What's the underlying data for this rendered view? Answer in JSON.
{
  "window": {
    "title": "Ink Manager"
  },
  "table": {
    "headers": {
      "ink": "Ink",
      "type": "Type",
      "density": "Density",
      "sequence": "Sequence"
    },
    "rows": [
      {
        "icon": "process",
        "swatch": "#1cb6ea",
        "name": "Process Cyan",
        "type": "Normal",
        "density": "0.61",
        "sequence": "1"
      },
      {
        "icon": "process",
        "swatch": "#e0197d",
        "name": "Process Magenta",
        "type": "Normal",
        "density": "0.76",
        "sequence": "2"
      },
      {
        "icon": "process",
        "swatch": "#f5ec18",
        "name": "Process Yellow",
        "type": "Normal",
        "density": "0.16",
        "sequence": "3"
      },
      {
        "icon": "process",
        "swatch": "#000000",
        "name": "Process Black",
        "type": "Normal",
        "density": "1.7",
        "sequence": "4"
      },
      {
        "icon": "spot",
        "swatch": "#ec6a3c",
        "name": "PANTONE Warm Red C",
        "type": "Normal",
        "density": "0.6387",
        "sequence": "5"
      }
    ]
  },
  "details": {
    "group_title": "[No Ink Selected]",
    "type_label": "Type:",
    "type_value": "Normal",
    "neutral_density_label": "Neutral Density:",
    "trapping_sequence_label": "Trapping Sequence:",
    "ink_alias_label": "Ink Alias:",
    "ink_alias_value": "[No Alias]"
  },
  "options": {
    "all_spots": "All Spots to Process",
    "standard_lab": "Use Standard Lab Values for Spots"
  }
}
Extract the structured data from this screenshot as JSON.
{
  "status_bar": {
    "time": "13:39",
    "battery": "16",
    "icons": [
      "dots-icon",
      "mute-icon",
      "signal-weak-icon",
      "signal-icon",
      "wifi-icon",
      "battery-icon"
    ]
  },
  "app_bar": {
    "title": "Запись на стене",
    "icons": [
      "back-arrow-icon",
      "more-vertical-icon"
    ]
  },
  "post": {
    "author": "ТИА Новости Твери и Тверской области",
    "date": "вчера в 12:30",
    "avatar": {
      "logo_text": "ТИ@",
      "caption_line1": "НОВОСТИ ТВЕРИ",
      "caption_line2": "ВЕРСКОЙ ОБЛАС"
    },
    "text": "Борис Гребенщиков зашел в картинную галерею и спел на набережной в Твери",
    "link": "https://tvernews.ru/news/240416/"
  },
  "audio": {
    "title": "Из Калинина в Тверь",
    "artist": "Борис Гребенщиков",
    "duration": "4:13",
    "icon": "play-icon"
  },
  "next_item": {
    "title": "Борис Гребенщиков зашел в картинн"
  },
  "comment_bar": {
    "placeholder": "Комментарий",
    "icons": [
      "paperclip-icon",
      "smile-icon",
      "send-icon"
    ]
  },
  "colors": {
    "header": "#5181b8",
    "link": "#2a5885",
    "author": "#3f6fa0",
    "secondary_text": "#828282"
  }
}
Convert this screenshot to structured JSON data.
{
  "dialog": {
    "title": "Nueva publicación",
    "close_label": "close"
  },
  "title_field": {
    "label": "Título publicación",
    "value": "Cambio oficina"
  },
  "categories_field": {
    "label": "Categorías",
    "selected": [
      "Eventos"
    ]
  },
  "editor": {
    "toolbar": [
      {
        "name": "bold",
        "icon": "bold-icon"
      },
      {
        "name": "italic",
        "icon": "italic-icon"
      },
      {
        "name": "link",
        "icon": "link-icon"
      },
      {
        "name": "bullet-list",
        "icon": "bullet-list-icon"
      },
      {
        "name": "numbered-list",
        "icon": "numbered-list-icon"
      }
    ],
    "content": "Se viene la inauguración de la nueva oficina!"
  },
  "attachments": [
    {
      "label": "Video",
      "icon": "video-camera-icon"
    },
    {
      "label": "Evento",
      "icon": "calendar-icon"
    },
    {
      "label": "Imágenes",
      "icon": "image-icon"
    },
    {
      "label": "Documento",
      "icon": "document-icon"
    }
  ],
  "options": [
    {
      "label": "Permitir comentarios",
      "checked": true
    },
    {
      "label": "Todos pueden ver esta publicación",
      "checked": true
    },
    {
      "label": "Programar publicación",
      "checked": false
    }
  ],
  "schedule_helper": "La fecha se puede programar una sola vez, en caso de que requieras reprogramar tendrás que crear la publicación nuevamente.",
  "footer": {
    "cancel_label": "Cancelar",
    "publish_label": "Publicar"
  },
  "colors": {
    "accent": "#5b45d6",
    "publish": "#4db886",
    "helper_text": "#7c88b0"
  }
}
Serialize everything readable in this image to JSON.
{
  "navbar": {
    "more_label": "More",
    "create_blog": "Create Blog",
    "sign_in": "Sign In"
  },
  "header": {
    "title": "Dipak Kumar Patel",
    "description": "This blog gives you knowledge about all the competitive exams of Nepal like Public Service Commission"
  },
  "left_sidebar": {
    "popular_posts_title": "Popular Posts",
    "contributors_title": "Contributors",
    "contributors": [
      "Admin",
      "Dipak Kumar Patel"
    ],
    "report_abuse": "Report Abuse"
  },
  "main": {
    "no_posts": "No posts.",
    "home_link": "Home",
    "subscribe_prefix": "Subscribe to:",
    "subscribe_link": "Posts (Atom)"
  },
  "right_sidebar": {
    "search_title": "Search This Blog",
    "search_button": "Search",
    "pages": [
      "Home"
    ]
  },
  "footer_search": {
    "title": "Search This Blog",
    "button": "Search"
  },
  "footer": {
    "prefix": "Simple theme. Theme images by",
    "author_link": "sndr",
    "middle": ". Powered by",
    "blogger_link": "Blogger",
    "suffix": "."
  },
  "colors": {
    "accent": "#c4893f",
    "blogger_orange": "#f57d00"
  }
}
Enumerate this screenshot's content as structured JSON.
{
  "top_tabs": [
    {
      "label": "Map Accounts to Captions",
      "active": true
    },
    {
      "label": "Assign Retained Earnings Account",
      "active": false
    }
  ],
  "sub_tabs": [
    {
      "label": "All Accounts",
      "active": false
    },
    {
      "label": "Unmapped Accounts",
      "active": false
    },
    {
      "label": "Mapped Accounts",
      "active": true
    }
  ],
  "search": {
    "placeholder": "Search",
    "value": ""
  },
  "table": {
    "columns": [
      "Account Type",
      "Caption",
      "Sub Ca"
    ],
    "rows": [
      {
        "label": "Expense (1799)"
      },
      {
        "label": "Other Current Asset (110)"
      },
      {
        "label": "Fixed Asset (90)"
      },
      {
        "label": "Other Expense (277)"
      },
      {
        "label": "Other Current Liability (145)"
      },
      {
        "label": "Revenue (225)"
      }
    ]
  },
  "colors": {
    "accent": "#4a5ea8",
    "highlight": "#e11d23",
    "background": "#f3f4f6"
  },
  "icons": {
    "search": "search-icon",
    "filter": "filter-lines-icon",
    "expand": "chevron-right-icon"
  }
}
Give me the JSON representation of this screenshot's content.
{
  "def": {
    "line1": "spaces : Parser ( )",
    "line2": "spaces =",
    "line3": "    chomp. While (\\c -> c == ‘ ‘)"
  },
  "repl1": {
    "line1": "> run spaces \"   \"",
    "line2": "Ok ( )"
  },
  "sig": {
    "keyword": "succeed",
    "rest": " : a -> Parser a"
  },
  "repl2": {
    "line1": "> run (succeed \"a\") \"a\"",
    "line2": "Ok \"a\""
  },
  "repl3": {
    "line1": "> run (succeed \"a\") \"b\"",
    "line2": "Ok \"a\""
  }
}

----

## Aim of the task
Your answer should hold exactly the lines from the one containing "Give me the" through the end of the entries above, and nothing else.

## Answer
Give me the JSON representation of this screenshot's content.
{
  "def": {
    "line1": "spaces : Parser ( )",
    "line2": "spaces =",
    "line3": "    chomp. While (\\c -> c == ‘ ‘)"
  },
  "repl1": {
    "line1": "> run spaces \"   \"",
    "line2": "Ok ( )"
  },
  "sig": {
    "keyword": "succeed",
    "rest": " : a -> Parser a"
  },
  "repl2": {
    "line1": "> run (succeed \"a\") \"a\"",
    "line2": "Ok \"a\""
  },
  "repl3": {
    "line1": "> run (succeed \"a\") \"b\"",
    "line2": "Ok \"a\""
  }
}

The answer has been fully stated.